The video, moderated by ex-Top Gear host Jeremy Clarkson (who is now working on a new series for Amazon), talks about the design and your experience as a recipient:
As you can see, Amazon has now moved to a hybrid design. It looks much bigger than in previous renderings. Imagine that thing flying towards the neighbor’s house. Get ready for reports of aliens rising if this thing ever comes to fruition.
The new Prime Air drone isn’t just a quadcopter anymore. It still takes off and lands vertically, but then it switches to a regular horizontal flight mode, which is far more efficient. It’s basically part helicopter, part airplane. With this new design, the drone can cover over 15 miles and fly over 55 mph, Amazon says. In the video, Clarkson says Amazon is working on a family of drones for different environments and purposes.

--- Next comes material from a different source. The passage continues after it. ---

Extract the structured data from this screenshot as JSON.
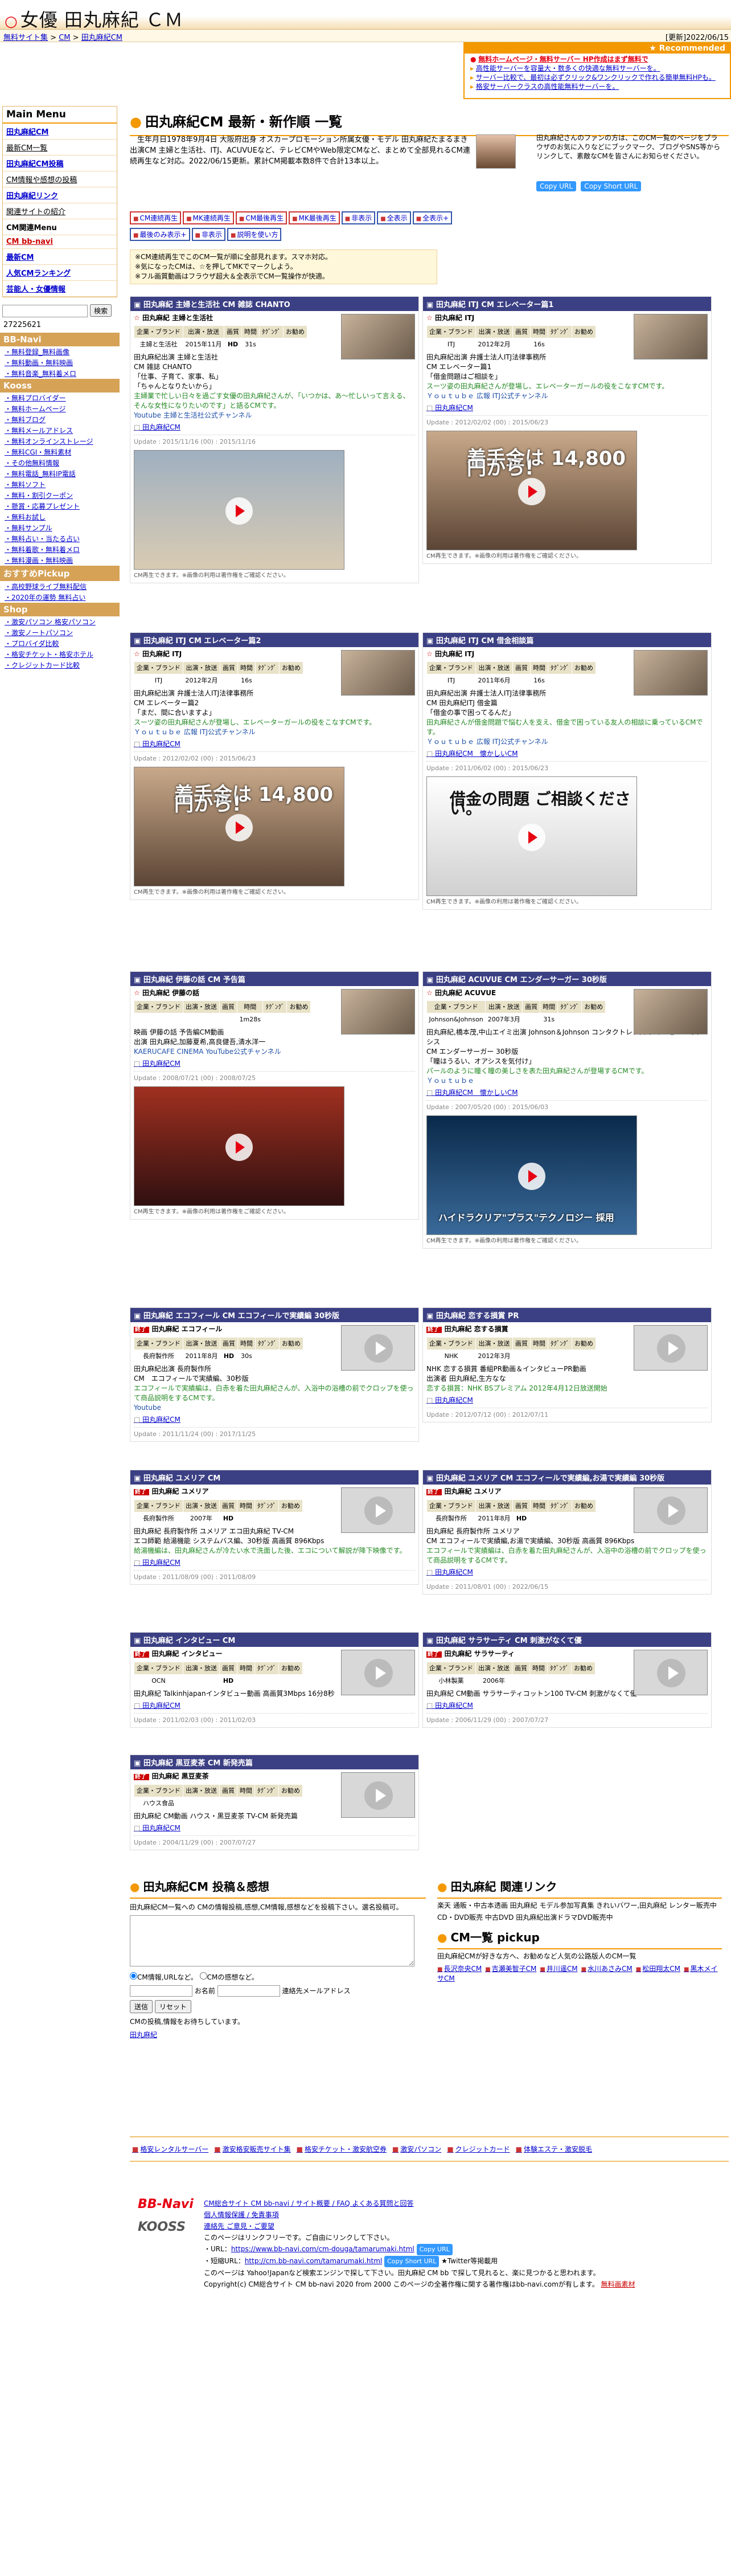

The new drones feature at least some degree of sense-and-avoid technology and once it arrives at its intended location, it’ll scan the area and look for a landing spot. Right now, it looks like users will be able to mark this spot in their yard, for example, with an Amazon logo. The drone then lands, drops off the package and takes off again.
“This design enables it to fly long distances efficiently and go straight up and down in a safe, agile way. It is one of many prototype vehicles we have developed,” an Amazon spokesperson told us. “One day, seeing Prime Air vehicles will be as normal as seeing mail trucks on the road.”
Obviously, Amazon still has a few hurdles to climb, even with this new design. Chances are, we won’t see these new drones deliver packages in a city anytime soon. The new design, however, should work really well in a more rural and suburban area (and yes, feel free to leave us a comment about how you would shoot it down if it flew over your house).
If Amazon can solve some of the harder sense-and-avoid issues (like small power lines), then maybe Prime Air will take off sooner than many of use expected (assuming Amazon manages to work within the FAA’s upcoming regulations for commercial drones).
For comparison, here is what the old drone looked like: